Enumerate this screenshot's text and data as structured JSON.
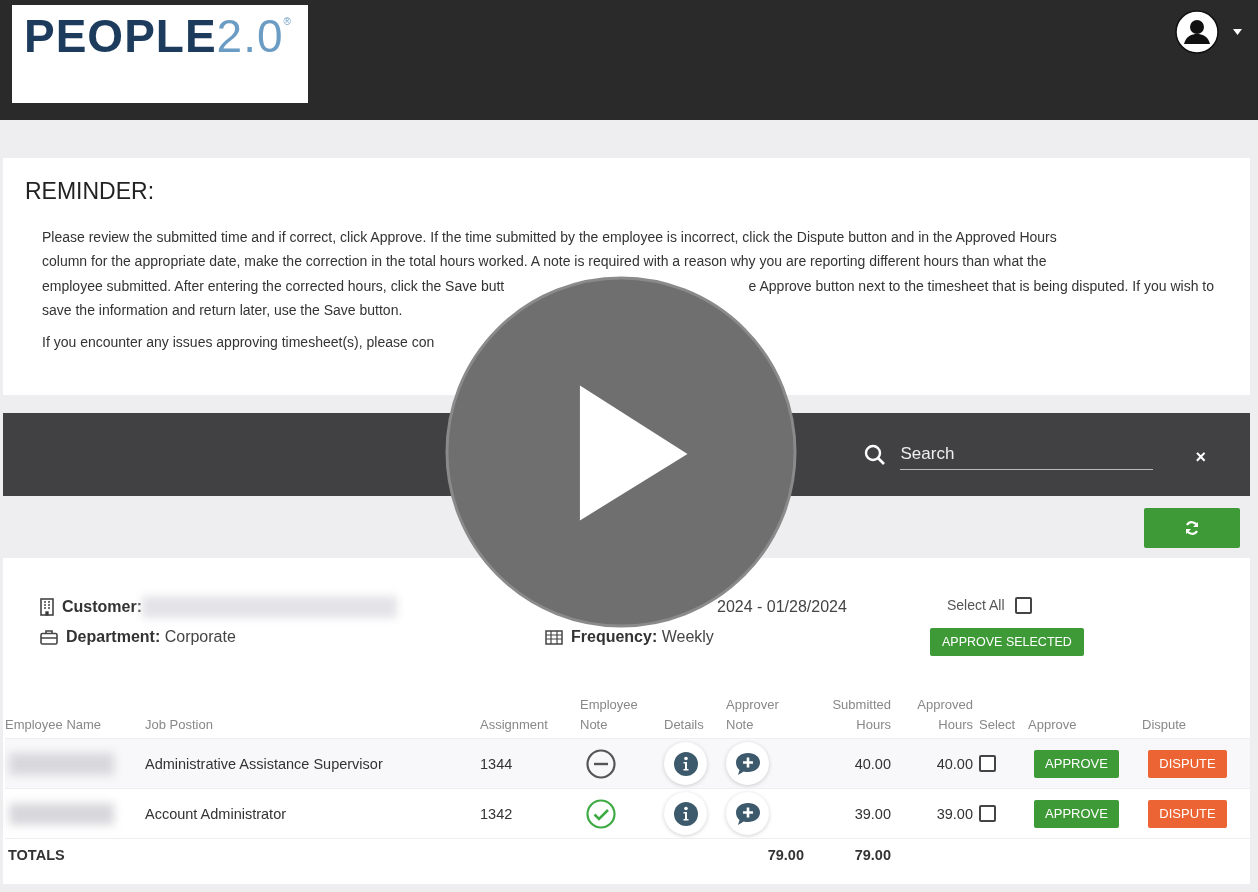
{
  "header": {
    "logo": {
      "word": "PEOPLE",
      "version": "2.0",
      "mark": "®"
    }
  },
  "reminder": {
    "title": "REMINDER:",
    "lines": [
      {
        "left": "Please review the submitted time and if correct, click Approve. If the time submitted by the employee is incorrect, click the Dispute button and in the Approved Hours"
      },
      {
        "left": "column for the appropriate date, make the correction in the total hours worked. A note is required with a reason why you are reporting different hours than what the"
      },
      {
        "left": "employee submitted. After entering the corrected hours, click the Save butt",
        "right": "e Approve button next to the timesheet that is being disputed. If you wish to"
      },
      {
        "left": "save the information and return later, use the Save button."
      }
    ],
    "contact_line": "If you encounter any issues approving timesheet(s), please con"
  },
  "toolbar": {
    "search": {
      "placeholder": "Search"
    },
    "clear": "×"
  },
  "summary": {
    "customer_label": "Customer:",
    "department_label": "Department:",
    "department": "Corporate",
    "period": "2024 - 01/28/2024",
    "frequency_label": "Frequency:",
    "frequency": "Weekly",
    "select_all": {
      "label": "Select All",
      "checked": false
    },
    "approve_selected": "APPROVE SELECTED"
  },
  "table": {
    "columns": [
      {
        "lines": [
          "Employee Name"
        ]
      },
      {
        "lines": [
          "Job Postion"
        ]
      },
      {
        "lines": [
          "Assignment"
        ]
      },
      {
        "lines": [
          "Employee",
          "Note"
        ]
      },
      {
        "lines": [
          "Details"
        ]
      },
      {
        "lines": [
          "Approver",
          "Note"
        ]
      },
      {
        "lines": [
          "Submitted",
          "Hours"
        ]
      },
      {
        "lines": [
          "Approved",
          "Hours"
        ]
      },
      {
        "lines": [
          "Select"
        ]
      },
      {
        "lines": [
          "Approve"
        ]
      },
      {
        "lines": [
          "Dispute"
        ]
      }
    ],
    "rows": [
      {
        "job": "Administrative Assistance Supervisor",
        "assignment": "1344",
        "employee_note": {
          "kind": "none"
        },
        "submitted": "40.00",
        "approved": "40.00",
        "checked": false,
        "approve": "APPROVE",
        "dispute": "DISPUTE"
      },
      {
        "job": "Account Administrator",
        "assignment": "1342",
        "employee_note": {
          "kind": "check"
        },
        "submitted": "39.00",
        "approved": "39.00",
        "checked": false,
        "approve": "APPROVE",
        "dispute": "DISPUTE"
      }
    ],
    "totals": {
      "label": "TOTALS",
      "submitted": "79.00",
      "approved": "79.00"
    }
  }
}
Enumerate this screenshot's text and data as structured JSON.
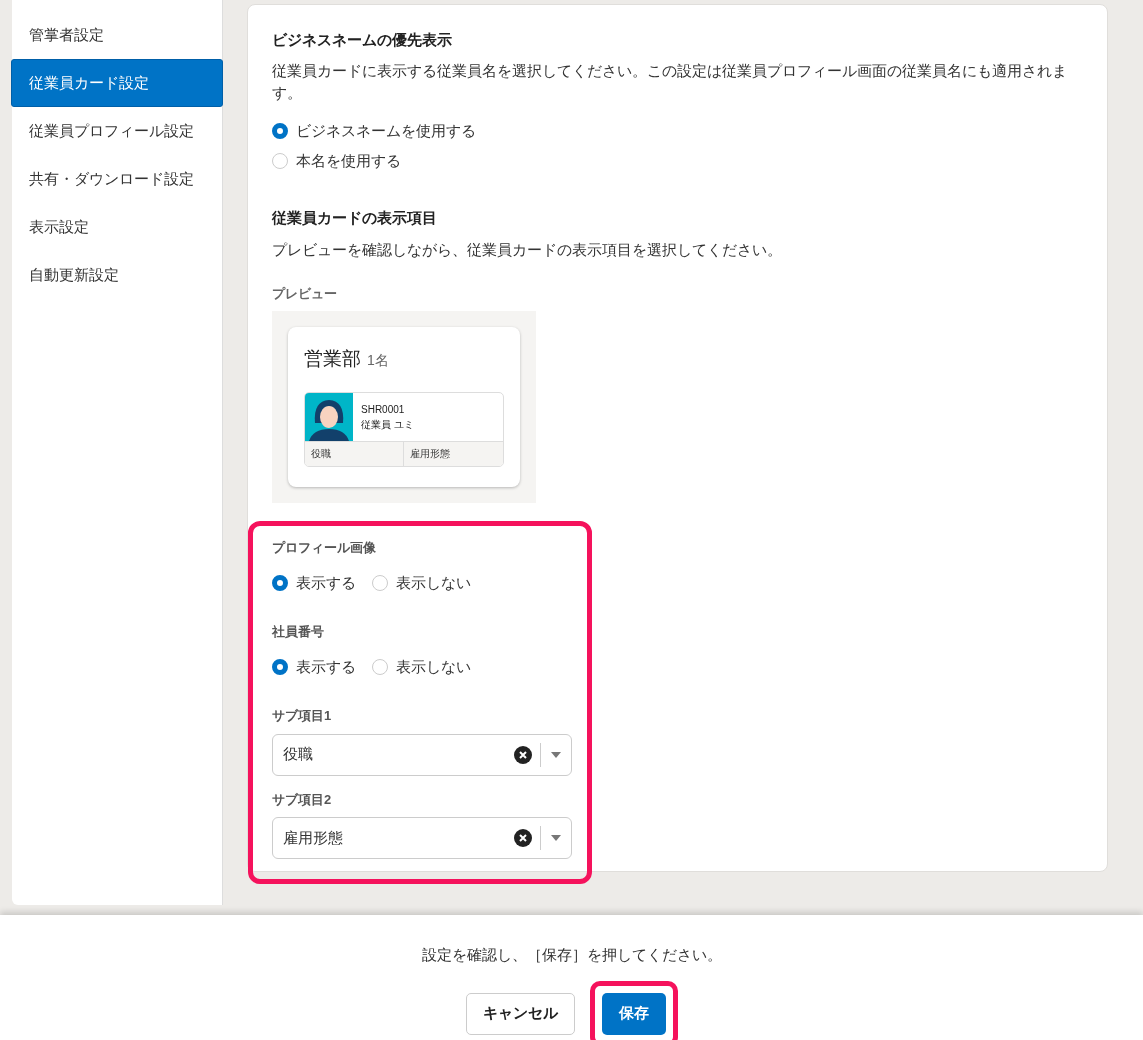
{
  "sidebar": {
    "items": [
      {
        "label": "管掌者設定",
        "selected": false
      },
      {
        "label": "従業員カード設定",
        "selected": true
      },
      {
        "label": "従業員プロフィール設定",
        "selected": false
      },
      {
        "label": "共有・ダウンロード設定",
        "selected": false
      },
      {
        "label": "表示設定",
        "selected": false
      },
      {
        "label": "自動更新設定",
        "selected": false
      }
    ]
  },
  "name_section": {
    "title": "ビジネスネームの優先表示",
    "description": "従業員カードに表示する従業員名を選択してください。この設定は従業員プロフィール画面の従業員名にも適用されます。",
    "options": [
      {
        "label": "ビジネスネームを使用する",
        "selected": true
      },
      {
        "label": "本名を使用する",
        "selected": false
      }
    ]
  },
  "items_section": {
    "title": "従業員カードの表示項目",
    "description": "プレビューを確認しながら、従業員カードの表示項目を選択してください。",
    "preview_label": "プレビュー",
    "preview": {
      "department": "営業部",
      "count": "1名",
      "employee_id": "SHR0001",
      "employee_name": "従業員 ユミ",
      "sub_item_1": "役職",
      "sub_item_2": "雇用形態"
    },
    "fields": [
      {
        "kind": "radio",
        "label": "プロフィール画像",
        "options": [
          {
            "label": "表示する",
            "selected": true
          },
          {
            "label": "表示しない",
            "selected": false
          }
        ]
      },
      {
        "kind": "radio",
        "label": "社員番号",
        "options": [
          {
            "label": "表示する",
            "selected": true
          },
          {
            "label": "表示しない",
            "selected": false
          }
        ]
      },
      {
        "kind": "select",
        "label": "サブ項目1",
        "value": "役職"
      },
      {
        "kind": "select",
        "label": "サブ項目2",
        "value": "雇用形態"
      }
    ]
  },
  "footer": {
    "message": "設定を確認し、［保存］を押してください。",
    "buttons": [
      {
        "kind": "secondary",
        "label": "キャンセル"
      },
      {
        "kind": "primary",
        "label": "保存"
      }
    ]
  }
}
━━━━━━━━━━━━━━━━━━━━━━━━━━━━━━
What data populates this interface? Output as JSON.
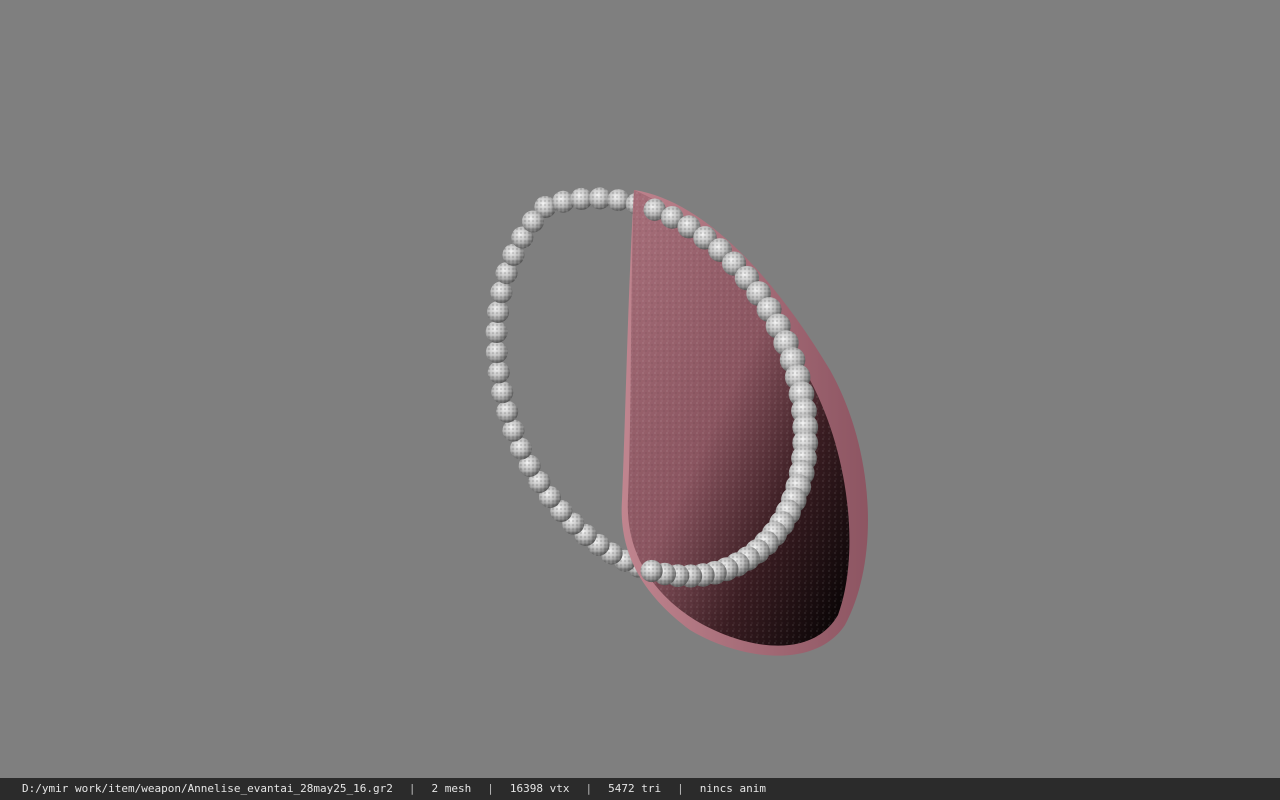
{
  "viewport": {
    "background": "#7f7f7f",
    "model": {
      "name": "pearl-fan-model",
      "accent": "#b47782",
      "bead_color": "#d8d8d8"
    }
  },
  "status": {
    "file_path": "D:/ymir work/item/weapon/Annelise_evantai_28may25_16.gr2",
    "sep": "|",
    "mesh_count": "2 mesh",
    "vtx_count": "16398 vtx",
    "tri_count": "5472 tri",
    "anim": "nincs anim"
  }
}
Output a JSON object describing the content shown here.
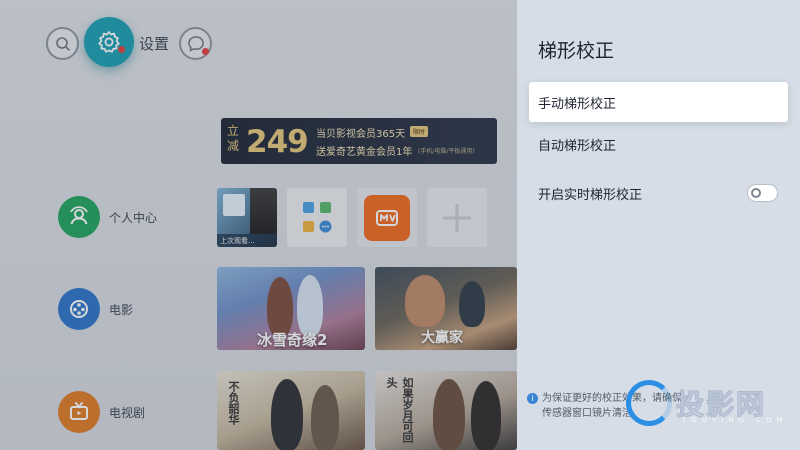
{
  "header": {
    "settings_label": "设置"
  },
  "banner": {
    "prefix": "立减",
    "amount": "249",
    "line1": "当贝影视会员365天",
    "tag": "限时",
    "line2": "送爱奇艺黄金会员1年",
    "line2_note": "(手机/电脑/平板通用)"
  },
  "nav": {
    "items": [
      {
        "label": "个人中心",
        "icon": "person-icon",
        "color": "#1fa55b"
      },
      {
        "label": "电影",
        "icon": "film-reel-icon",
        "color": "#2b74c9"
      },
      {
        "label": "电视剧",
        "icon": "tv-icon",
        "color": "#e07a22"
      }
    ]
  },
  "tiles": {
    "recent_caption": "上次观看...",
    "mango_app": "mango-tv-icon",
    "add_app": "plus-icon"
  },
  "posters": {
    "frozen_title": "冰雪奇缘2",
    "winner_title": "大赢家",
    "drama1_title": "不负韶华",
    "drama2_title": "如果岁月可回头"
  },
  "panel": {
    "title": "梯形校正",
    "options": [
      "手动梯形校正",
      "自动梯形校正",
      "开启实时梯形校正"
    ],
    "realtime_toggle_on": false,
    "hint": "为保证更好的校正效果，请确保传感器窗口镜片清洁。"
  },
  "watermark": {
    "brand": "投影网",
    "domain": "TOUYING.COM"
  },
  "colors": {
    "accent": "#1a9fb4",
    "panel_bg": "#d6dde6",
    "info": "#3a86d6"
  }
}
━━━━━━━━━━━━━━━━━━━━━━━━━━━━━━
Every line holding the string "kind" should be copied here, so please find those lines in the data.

          "kind": "none"
          "kind": "check"
        "kind": "radio",
        "kind": "radio",
        "kind": "select",
        "kind": "select",
        "kind": "secondary",
        "kind": "primary",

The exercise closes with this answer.